I see soooooooo many local businesses start up and fail because they do not do any marketing. They blindly assume that if you start a business, the money will magically pour in as people will rush to you all by themselves. And, judging by some of my own experiences here, this may well be what they are told by everyone around them including the ones they turn to for advice. In business, the good ones NEVER end up in a low-level job in which they are supposed to advice start-up businesses. Remember that!
Many people here don’t understand that money does not just come flowing in because you want it to come flowing in. You need to spend – that is, be active – in order to generate more money and focus on empowerment and abundance.
Instead most people in the UK are forced to focus on fear and insecurity. It freezes their own possibilities and creativity but what I find most devastating is how they also strangle others and paralyze other people’s minds with that kind of attitude.
(Note: I am not talking about excessive consumerism.)
I decided a long time ago that I was NOT going to let a lack of money hold me back. It means that you have to take risks. Risks can backfire. It’s life! It’s fun! Even when I grumble, yes, when something has backfired.
(Scared of risk? Go back to sleep.)
Okay, it is different when you have a family to take care of. I made choices, a long time ago. (For ambitious women, marriage tends to hold them back. Certainly if you are my age – 60 now – there did not used to be that many men who could “stand” a woman who was at least as successful. It’s always fascinated me how much Amelia Earhart was supported by her husband because it was so so rare. Although her disappearance has also made me wonder if she might have run into the limits of his support, perhaps.)
Anyway, I don’t agree with everything that Douglas Kruger preaches in his videos, but he is a GOOD guy – yes, you can tell – and he tends to make very good points.

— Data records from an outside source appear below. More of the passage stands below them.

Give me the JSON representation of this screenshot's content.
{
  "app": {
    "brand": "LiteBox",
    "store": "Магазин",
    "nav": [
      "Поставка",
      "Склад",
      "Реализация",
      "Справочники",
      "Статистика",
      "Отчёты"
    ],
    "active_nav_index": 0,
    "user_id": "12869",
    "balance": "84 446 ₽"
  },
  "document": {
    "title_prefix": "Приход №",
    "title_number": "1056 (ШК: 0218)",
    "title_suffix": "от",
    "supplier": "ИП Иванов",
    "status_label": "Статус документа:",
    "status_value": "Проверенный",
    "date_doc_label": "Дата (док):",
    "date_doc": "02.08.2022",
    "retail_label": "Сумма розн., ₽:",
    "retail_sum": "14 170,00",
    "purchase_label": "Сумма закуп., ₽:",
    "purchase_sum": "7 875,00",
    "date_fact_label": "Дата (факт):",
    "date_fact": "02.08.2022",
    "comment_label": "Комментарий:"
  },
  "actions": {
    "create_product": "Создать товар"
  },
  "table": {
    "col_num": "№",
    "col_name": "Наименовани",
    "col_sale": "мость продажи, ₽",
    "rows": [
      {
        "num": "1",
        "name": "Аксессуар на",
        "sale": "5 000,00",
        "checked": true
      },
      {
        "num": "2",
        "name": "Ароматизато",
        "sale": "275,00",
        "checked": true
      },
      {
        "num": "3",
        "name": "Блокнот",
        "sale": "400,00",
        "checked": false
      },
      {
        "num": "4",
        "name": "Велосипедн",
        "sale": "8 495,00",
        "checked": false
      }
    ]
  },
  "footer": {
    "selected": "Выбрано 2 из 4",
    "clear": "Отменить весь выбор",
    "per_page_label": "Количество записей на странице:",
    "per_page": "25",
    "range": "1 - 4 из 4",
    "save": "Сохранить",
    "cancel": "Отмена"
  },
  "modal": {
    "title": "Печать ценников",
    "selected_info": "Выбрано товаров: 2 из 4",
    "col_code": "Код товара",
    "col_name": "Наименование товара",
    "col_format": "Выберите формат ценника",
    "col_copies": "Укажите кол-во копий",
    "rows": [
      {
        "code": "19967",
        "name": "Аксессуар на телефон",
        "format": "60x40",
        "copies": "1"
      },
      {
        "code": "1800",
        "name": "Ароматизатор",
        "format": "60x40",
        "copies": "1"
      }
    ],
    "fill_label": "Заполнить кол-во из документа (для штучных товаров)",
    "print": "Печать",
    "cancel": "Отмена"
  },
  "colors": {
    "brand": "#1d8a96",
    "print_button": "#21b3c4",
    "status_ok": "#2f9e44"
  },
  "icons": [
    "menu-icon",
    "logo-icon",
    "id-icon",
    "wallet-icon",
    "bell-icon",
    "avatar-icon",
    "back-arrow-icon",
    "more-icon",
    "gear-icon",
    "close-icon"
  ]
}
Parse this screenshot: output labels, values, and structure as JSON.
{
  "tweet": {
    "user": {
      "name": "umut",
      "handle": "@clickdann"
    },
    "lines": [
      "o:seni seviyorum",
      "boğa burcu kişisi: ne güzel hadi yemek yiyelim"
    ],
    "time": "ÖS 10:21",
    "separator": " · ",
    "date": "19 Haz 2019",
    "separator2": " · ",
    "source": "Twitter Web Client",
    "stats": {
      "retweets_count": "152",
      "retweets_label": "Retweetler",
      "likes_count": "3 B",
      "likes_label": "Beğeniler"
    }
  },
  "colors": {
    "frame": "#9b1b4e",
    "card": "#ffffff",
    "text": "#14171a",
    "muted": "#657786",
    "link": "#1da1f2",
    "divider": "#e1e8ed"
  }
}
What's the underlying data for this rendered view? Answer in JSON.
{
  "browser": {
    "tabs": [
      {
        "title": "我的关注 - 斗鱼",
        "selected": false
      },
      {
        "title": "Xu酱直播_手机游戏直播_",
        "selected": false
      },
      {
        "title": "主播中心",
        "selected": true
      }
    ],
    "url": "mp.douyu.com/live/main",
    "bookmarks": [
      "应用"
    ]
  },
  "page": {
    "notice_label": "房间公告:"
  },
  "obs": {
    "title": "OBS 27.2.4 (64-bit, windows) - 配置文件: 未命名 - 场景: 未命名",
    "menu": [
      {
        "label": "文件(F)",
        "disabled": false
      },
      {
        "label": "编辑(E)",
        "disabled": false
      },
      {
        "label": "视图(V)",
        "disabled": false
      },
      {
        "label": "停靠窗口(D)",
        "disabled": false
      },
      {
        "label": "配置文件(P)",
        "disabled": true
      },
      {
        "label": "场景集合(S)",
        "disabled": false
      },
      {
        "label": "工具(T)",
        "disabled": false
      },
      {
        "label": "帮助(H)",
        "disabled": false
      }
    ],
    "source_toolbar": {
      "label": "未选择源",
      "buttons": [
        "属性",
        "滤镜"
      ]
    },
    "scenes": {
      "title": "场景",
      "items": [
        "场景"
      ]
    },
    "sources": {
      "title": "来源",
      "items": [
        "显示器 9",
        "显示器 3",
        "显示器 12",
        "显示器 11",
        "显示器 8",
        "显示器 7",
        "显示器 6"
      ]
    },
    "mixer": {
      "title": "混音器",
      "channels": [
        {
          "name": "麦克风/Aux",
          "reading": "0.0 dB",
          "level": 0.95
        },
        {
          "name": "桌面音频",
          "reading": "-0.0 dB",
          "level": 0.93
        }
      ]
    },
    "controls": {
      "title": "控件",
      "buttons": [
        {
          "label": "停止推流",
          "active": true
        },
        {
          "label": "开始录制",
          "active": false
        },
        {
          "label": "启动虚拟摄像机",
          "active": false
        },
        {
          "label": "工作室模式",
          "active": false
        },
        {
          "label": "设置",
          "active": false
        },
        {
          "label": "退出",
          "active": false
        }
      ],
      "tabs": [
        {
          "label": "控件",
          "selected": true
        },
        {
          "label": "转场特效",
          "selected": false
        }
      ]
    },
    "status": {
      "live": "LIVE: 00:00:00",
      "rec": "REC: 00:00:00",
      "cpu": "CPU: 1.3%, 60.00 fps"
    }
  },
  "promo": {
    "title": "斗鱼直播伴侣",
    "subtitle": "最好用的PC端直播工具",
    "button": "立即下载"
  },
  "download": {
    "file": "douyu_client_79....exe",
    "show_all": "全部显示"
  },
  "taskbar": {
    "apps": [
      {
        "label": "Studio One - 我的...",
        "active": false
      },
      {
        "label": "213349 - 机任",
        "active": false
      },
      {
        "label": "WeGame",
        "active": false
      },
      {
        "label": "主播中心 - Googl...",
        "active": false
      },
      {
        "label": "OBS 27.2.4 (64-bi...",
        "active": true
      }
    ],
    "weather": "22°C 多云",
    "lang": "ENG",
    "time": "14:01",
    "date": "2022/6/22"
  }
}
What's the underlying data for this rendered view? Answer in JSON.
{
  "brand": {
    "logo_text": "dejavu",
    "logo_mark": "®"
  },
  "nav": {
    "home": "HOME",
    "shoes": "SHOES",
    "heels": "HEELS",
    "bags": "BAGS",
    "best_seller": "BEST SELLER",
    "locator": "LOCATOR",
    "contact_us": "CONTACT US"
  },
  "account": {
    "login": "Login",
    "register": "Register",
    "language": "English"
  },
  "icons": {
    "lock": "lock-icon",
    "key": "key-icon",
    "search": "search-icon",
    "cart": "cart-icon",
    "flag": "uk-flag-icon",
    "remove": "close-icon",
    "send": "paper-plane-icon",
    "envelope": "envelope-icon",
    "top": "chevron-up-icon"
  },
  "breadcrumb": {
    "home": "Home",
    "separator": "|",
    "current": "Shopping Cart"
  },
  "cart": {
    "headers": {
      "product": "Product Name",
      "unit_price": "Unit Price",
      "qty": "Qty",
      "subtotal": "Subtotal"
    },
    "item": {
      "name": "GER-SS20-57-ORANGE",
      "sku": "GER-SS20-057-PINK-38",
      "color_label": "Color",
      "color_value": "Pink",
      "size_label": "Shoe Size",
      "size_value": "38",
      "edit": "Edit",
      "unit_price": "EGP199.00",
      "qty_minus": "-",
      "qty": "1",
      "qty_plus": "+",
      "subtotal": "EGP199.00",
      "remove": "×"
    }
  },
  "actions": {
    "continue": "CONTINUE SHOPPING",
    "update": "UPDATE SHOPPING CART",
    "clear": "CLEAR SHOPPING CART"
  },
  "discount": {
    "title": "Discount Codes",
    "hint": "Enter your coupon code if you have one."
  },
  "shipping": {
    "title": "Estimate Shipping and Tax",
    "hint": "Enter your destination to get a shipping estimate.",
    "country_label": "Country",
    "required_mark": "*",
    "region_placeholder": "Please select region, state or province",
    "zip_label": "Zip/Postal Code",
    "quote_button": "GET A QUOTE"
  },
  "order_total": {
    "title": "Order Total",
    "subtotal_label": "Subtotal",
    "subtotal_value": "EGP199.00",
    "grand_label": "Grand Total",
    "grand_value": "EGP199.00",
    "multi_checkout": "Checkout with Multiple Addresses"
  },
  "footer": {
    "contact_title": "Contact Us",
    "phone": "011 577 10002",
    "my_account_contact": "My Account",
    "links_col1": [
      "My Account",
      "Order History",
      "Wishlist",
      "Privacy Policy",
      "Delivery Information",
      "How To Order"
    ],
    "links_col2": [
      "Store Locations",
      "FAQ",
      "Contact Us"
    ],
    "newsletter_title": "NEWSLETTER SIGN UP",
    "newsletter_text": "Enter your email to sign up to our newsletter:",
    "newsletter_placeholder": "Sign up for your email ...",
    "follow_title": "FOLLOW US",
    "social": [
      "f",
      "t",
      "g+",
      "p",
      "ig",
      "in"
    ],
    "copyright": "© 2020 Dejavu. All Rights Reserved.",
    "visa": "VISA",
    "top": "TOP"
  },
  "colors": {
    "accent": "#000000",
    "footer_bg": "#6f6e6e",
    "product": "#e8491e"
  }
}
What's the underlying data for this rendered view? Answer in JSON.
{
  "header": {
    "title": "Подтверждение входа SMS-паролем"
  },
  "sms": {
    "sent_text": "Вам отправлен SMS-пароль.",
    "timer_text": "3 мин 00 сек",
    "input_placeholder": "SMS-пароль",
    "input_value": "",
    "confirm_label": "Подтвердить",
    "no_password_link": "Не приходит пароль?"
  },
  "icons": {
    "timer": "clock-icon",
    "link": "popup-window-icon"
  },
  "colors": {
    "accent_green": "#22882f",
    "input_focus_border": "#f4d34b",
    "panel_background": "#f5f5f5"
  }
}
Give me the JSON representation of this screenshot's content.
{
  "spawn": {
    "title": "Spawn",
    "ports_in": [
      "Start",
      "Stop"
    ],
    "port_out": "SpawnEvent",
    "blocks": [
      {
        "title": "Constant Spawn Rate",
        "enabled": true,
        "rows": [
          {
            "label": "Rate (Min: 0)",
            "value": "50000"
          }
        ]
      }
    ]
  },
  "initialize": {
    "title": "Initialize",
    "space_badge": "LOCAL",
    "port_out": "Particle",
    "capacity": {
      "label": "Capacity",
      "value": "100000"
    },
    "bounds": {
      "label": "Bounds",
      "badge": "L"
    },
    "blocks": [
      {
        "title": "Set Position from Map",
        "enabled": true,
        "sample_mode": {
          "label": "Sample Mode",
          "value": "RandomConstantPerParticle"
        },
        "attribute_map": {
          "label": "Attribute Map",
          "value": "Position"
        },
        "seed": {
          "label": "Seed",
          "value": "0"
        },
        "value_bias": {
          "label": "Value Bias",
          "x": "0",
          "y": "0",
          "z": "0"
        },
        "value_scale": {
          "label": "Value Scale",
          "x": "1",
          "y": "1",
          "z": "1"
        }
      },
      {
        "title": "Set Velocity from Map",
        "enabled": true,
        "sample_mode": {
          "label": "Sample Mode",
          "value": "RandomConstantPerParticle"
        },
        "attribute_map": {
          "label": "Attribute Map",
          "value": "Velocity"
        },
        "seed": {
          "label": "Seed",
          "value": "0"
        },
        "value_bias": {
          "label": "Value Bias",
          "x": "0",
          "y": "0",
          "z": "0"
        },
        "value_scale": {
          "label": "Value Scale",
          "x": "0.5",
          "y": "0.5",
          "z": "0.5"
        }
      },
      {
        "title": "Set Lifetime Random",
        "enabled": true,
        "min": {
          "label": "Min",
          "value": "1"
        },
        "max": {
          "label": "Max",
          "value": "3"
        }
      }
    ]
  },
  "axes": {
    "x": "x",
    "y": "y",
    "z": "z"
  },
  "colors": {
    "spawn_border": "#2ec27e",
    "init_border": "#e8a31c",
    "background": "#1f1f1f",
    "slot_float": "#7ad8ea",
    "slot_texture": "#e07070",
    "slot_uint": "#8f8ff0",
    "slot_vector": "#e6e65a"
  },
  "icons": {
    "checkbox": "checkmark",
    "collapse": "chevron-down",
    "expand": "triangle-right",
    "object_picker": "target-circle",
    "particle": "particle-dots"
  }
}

And I too used to be a member of Toastmasters. So there is that, too.